Nice!!! Denver Six Flags has an old wooden coaster just like that one, it is such a classic ride.

Awesome ride! I wish I could have made it out to Colorado sooner to join you guys (I was flying out from Huntsville, Alabama as you guys were riding!) Let’s plan something next time. Anyhow, I managed to make the ride on Wednesday the 15th of August. Me and my 2007 KH24 (stock except for odyssey pedals) hit the trail at a little before 9:00 a.m. Unfortunetely, due to time contraints, I only had time to ride the Monarch Crest Trail to Marshall Pass and then took the Poncha Creek 4x4 road down to the Shirley Site where my wife and dog were waiting to pick me up a distance of right about 19 miles in slightly less than 5 hours (spent some time talking to some amazing mountain *ikers). I felt pretty good and really wanted to complete the longer route through Silver Creek / Rainbow Creek trail. Perhaps next year (if this route remains open to mountain *ikes/muni) I will post a more detailed write-up w/ stats after some rest… after being waay off the grid in Lake City, CO for a week we just drove 27hrs straight back home! I quickly posted a few photos to:

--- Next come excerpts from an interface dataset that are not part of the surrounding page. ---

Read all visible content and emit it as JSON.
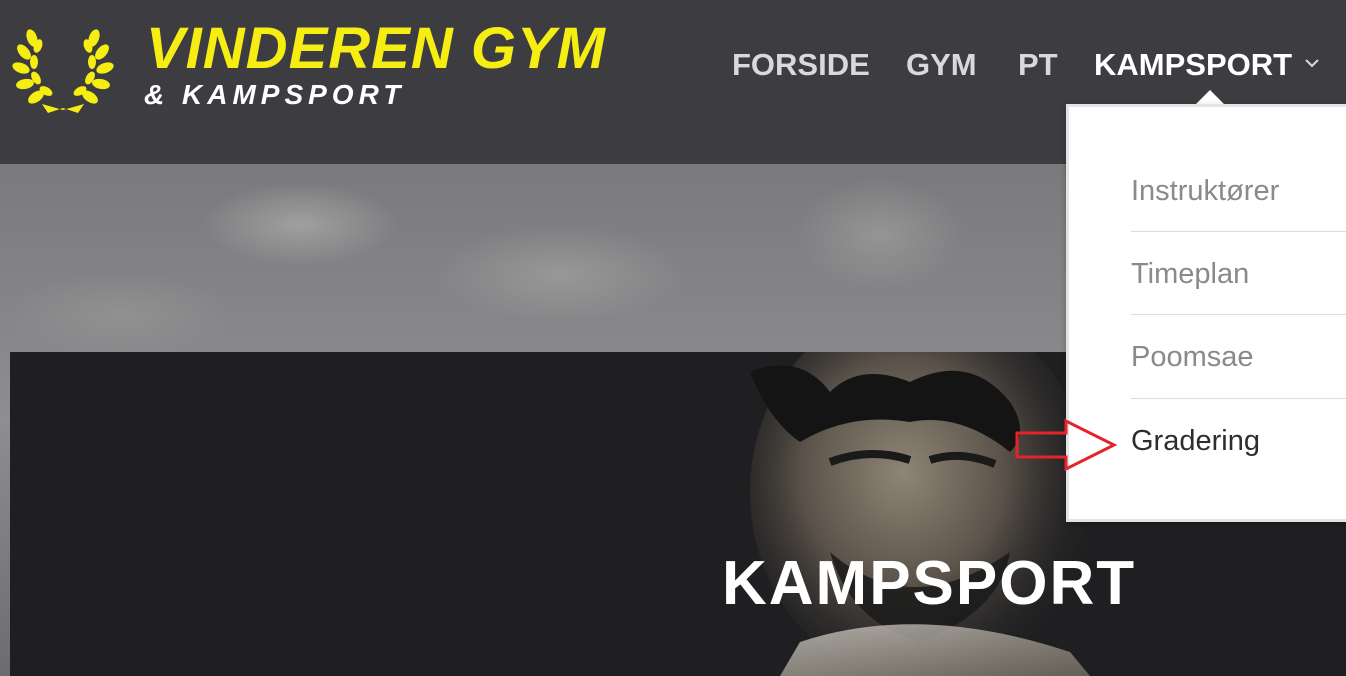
{
  "brand": {
    "name": "VINDEREN GYM",
    "subtitle": "& KAMPSPORT",
    "accent_color": "#f6ee13",
    "logo_icon": "laurel-wreath-icon"
  },
  "nav": {
    "items": [
      {
        "label": "FORSIDE"
      },
      {
        "label": "GYM"
      },
      {
        "label": "PT"
      },
      {
        "label": "KAMPSPORT",
        "has_dropdown": true,
        "active": true
      }
    ],
    "dropdown_icon": "chevron-down-icon"
  },
  "dropdown": {
    "items": [
      {
        "label": "Instruktører"
      },
      {
        "label": "Timeplan"
      },
      {
        "label": "Poomsae"
      },
      {
        "label": "Gradering",
        "highlighted": true
      }
    ]
  },
  "hero": {
    "title": "KAMPSPORT"
  },
  "annotation": {
    "arrow_icon": "red-outline-arrow-icon",
    "color": "#e3242b"
  }
}
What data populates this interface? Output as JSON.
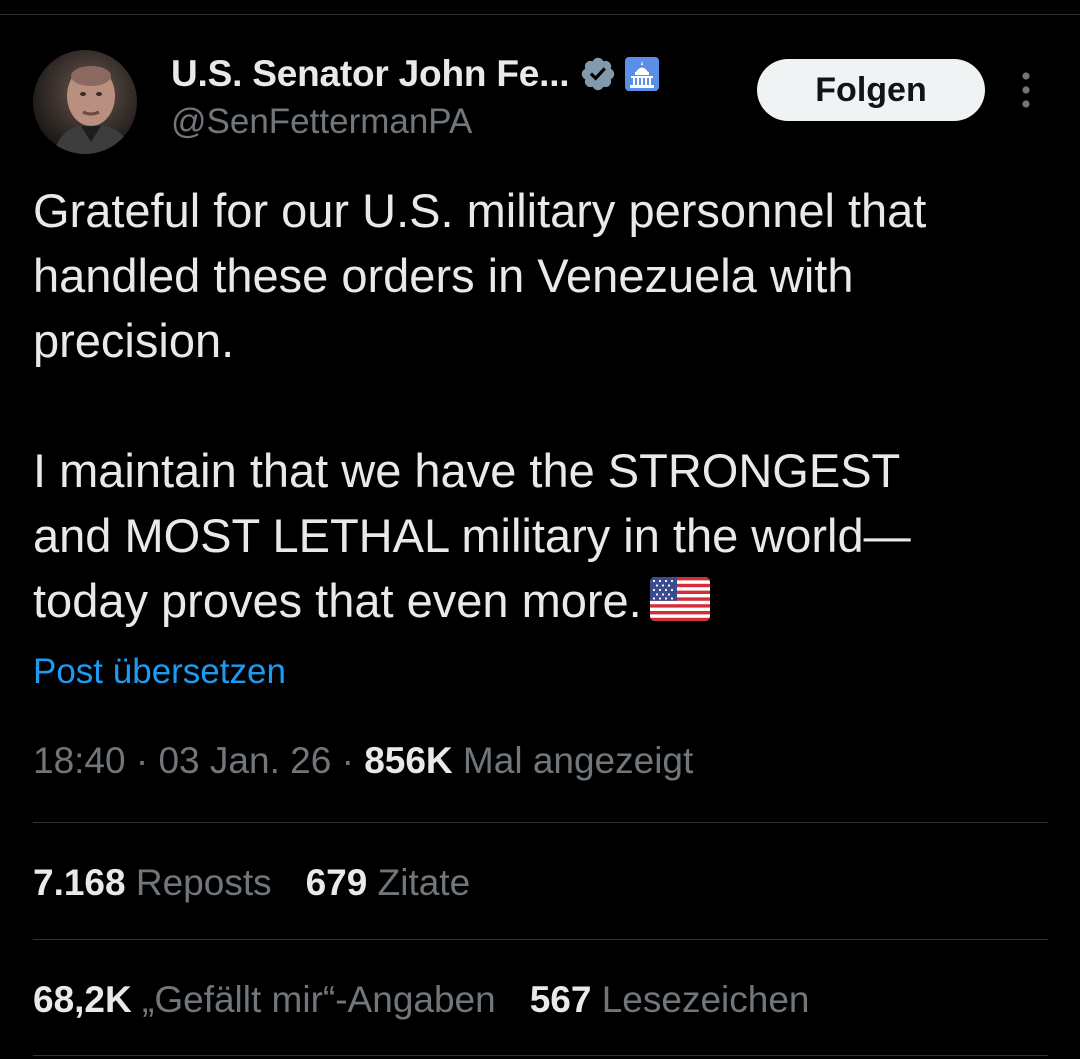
{
  "author": {
    "display_name": "U.S. Senator John Fe...",
    "handle": "@SenFettermanPA",
    "avatar_icon": "profile-photo",
    "verified_icon": "verified-badge-icon",
    "affiliation_icon": "capitol-building-icon"
  },
  "actions": {
    "follow_label": "Folgen",
    "more_icon": "more-vertical-icon"
  },
  "tweet": {
    "paragraph_1": "Grateful for our U.S. military personnel that handled these orders in Venezuela with precision.",
    "paragraph_2_line_1": "I maintain that we have the STRONGEST",
    "paragraph_2_line_2": "and MOST LETHAL military in the world—",
    "paragraph_2_line_3": "today proves that even more.",
    "emoji": "us-flag-emoji",
    "translate_label": "Post übersetzen"
  },
  "meta": {
    "time": "18:40",
    "separator": "·",
    "date": "03 Jan. 26",
    "views_count": "856K",
    "views_label": "Mal angezeigt"
  },
  "stats": {
    "reposts_count": "7.168",
    "reposts_label": "Reposts",
    "quotes_count": "679",
    "quotes_label": "Zitate",
    "likes_count": "68,2K",
    "likes_label": "„Gefällt mir“-Angaben",
    "bookmarks_count": "567",
    "bookmarks_label": "Lesezeichen"
  },
  "colors": {
    "background": "#000000",
    "text": "#e7e9ea",
    "secondary_text": "#71767b",
    "link": "#1d9bf0",
    "divider": "#2f3336",
    "verified": "#829aab",
    "follow_button_bg": "#eff3f4"
  }
}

Have a lot more, unfortunetly no “riding” photos as I was going solo!

Hey MuniSano -

Nice pics and congrats from a jealous easterner that you got to ride this awesome trail.

Where did you drive 27 hrs home to?

That ride looks epic for sure! Hopefully they don’t close it, that would be a huge waste of some awesome trail. I do suggest that all Municyclists check out IMBA and get to know about trails and such.

Great write up too. Yeah, you should write for UNI mag.

I do have some questions, how do you like those cranks? Does the length work well on the 29er? How does it make climbs and how is the speed. Also, are those not bike cranks? How did you get a right crank without a spider?